▶ [TASK DIRECTIONS] Would you copy the entries that follow exactly, leaving out every picture?

Entries from a dataset of interfaces:

==*==

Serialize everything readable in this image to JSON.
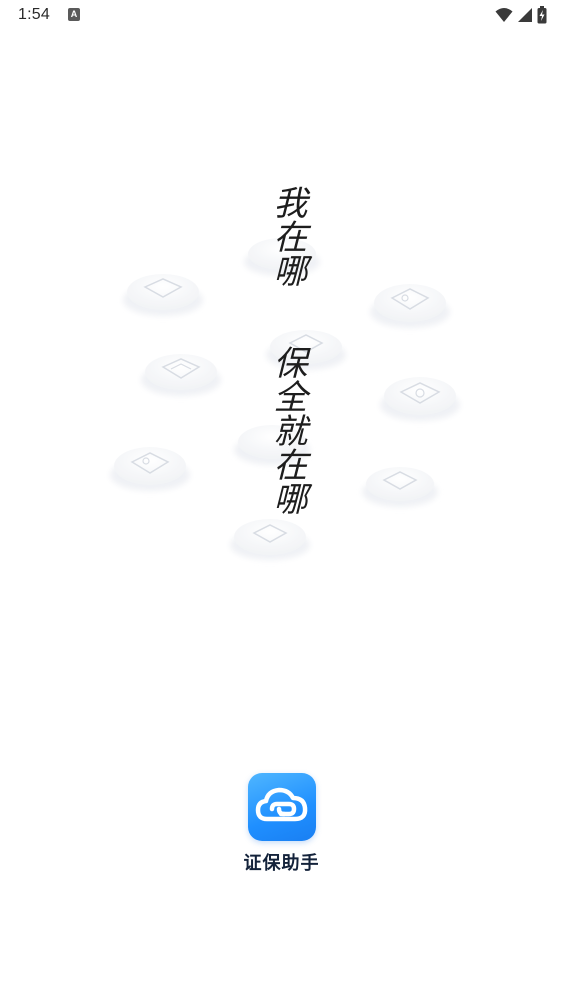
{
  "status_bar": {
    "time": "1:54",
    "notification_icon": "A"
  },
  "slogan": {
    "line1": "我在哪",
    "line2": "保全就在哪"
  },
  "app": {
    "name": "证保助手",
    "logo_icon": "cloud-link-icon",
    "brand_color": "#1f8fff"
  }
}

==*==

▶ [RESULT OF THIS TASK]
Serialize everything readable in this image to JSON.
{
  "status_bar": {
    "time": "1:54",
    "notification_icon": "A"
  },
  "slogan": {
    "line1": "我在哪",
    "line2": "保全就在哪"
  },
  "app": {
    "name": "证保助手",
    "logo_icon": "cloud-link-icon",
    "brand_color": "#1f8fff"
  }
}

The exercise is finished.